Preaching to the Irritated
Have you ever found yourself in that slightly stressful position of being elbow deep in cake mixture, with the oven pinging, carrot peel in your hair and bits of bacon sprouting from your cleavage? Nope not a usual Saturday morning at 12th Man Towers either but in honour of Yorkshire Day I'd promised Beef and Yorkshire Ale stew, Rhubarb crumble and Yorkshire Parkin for anyone who dared to brave lunch. So with an hour to go, without completing any dish and still needing to throw myself in the shower the last thing I needed was a knock at the door. Tempted to ignore it I dithered but gave in thinking maybe, just maybe it was one of those lovely Postcode lottery people with a big cheque.
Of course it wasn't, it was a casually suited gentleman telling me he'd been having a nice chat with my neighbours about the source of their anxiety and could he come in. Er....I now have cake mix dribbling from my chin, flour on my nose and smoke billowing from the oven....unless you're a well disguised Michelin awarded chef I doubt there is much you can do for my current anxiety but yes let's have a chat about it shall we...I really have nothing better to do right now!! Of course I politely(ish) asked where he was from and informed him how intrusive and inappropriate him calling on a Saturday morning was and never to darken my door again. I then went back to burning the dinner for our guests, muttering about the only cause of my anxiety being the unwelcome recruitment drive of whichever religious organisation it was that was unfortunate enough to call when I was home.
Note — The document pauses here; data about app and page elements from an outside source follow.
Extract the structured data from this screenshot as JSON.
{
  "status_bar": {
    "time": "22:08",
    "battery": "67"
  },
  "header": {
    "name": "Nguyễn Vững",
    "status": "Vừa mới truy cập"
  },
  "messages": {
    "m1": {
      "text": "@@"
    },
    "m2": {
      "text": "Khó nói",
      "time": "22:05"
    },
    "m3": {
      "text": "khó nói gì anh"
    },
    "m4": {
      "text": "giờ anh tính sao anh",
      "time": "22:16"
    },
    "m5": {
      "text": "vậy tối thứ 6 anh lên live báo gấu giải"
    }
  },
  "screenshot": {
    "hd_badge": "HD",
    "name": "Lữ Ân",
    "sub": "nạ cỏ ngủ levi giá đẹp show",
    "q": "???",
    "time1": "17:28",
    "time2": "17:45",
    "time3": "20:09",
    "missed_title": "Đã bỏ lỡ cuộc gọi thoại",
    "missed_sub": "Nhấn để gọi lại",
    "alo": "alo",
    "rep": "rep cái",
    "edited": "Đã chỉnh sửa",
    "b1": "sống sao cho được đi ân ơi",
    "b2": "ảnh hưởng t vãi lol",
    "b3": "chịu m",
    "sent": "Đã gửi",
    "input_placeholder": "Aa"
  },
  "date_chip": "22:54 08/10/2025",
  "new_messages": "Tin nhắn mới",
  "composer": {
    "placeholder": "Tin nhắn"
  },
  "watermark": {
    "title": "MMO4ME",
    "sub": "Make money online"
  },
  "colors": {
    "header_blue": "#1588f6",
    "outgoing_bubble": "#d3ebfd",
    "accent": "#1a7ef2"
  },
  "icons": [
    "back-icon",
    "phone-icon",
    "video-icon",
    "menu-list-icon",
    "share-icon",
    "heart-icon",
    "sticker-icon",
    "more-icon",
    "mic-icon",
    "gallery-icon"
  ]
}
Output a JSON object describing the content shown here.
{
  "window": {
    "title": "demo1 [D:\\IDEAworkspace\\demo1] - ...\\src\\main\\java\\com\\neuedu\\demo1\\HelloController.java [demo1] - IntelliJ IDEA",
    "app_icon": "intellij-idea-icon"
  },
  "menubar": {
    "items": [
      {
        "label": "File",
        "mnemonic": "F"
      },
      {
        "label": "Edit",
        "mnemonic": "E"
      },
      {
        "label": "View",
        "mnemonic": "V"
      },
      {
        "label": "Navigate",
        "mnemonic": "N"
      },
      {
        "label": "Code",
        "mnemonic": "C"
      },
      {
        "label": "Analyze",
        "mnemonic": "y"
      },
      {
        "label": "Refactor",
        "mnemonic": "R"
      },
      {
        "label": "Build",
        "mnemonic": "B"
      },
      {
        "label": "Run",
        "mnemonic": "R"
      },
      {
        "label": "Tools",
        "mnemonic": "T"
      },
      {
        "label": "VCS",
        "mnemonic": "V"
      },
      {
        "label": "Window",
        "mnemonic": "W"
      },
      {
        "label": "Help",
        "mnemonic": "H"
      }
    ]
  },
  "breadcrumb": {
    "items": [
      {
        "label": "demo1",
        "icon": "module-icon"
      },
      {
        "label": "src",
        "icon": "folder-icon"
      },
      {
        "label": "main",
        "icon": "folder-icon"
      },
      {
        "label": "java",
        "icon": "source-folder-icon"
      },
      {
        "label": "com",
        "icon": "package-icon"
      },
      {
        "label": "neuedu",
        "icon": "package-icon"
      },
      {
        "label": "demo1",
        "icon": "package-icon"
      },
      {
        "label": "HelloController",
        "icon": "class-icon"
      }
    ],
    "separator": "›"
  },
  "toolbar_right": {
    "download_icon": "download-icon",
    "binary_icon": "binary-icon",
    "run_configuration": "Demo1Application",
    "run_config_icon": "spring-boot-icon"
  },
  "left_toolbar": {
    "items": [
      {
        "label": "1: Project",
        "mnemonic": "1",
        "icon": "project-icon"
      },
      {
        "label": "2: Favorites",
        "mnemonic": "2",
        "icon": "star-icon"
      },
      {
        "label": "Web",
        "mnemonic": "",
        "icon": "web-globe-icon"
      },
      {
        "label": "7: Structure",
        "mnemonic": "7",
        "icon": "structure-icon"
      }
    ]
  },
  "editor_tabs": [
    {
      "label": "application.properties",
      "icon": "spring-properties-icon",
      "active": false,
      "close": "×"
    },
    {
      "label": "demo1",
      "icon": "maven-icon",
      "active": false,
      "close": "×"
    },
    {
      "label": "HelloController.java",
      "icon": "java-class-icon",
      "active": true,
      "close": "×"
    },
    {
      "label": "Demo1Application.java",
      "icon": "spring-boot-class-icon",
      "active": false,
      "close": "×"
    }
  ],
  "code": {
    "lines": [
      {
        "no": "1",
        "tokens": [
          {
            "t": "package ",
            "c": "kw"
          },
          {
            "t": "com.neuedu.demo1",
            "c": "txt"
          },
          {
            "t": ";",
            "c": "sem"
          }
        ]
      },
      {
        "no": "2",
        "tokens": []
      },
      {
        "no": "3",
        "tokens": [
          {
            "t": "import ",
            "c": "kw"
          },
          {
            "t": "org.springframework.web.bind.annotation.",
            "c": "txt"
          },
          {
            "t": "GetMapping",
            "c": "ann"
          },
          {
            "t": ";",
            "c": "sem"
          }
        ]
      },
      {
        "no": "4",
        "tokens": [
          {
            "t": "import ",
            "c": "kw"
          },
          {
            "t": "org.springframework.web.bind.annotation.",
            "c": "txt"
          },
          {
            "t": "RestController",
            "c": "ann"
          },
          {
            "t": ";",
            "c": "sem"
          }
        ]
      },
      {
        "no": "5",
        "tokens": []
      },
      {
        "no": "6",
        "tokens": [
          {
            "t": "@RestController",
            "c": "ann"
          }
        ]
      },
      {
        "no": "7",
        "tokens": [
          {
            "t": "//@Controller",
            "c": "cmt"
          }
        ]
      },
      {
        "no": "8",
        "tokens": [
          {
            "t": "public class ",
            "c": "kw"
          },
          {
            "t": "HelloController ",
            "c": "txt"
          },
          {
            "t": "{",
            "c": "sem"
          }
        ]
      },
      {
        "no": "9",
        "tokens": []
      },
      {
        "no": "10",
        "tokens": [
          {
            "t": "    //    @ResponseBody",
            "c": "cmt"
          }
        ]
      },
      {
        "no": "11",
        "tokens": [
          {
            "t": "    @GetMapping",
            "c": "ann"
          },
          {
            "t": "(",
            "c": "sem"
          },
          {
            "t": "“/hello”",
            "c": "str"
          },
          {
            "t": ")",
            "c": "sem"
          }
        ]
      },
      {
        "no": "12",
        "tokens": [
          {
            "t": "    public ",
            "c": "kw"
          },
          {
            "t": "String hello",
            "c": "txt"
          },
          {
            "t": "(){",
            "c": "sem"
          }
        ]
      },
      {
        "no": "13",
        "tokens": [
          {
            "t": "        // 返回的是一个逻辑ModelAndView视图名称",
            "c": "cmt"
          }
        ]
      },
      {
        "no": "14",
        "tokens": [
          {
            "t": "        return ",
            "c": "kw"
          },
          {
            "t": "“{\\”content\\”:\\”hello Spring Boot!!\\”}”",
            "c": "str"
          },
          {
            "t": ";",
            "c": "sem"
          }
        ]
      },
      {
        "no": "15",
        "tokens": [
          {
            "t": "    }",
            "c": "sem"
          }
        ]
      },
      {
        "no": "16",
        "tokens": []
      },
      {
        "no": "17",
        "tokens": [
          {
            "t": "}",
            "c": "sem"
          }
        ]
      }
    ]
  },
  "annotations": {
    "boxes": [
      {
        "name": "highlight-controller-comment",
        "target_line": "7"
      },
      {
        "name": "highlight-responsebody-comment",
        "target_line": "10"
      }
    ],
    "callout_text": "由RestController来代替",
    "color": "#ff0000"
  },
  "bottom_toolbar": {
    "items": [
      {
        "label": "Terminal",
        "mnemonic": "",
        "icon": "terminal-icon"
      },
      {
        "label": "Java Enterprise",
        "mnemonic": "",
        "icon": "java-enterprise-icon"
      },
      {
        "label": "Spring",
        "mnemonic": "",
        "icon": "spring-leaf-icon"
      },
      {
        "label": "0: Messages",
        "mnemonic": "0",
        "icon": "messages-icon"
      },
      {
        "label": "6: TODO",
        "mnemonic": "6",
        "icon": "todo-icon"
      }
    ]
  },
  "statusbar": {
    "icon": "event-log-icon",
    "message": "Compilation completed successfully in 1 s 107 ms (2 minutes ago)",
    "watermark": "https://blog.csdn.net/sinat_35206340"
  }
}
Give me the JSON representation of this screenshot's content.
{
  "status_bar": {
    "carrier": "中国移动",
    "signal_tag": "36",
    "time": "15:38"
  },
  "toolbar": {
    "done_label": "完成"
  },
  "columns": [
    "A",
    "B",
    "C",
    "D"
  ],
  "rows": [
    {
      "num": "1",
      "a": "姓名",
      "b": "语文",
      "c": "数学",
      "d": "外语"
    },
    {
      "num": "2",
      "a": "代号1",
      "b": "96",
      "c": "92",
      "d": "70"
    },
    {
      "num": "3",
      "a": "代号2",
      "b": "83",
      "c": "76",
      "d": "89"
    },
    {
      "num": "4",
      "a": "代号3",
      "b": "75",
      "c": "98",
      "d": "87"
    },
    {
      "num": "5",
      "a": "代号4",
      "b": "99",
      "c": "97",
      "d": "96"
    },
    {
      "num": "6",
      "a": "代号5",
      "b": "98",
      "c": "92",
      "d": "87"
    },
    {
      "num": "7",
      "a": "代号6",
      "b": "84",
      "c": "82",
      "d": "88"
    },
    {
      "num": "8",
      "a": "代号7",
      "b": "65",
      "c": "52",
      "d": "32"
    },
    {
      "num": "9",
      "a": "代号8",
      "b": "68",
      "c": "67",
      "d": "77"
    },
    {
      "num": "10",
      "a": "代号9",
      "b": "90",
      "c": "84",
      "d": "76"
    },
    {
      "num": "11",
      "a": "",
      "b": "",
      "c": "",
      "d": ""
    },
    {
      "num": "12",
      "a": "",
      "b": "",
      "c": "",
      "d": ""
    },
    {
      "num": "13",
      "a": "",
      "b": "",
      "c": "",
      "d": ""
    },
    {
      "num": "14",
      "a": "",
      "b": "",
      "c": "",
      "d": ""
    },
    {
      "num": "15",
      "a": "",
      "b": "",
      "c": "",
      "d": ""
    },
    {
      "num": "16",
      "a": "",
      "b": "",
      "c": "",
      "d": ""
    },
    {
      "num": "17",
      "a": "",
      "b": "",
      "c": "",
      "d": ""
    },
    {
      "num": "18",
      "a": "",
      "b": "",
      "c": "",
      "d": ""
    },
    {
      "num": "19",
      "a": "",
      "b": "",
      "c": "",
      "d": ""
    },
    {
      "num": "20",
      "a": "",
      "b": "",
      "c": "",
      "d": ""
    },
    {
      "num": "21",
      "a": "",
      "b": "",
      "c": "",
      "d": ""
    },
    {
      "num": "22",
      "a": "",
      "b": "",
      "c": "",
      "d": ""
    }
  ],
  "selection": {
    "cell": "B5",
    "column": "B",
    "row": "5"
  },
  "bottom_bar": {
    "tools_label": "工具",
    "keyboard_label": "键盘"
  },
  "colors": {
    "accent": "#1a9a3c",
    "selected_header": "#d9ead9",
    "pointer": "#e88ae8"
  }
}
However, this isn't a rant about any church or religious practice but it did get me thinking about customer service and understanding need. At a very basic level this gentleman caller was wanting to sell me something...whether it was membership, a new version of my future or simply a chance to chat, whatever it was, he wanted me to respond in a certain way (one I'm guessing was more positive than I did). He may have argued he was there for the good of my health, but getting down to basics he was there to try and get me to do something which was ultimately for the benefit of his organisation.
So where did it go wrong?
Targeting: essentially there wasn't any! They were calling on every house on the street, hoping by chance to get a positive response somewhere. Aside from having absolutely no idea who was on the other side of the door, there was nothing personal or special about their approach to me - I was just another door on another street.
Discretion: the opening line was 'we've been talking to some of your neighbours about dealing with their anxiety'...oh really, my neighbours are anxious are they, why don't you share that bit of gossip with the rest of the street? And if you've used that line with them and I ask you in, they will know I am struggling with anxiety...thanks but I might just keep that very personal and sensitive disclosure to myself thanks!
Empathy: I know they have a script to follow but it would have taken 2 seconds to interpret that someone with cake dripping from their chin and a house full of smoke might not be in the most receptive mood for the conversation that was on the sellers agenda! Instead of ploughing on at clearly a bad time, it may have been more fruitful had there been a recognition of the visual cues with a suggestion to come back later and good luck for the task in hand.
Agenda: and finally, after I had shared my thoughts on their CRM strategy all I received was a shrug of the shoulders and a response that they were sorry I felt that way...yes because I don't agree with you I must be in the wrong. Neither of us were right or wrong we just have different opinions on some things, both of which we are entitled to, but because mine wasn't on their agenda it apparently had no validity
So, as I said this absolutely isn't a rant about any organisation and I have the utmost respect for anyone who has a belief or cause they are passionate about. It is absolutely however, a reminder for me about some of the things we might forget to look out for when we're busy, or excited by an idea or passionate about making things happen. Sometimes some of the most basic instincts and behaviours that can help build strong relationships which ultimately lead to business opportunities are the most simple - listening, observing and thinking about what's happening in someone's world could be the most powerful selling tools in the box!
As for the Yorkshire Day lunch...after the swig of Yorkshire Gin I sneaked once I'd closed the door everything is a bit hazy but it was delicious… or so I'm told!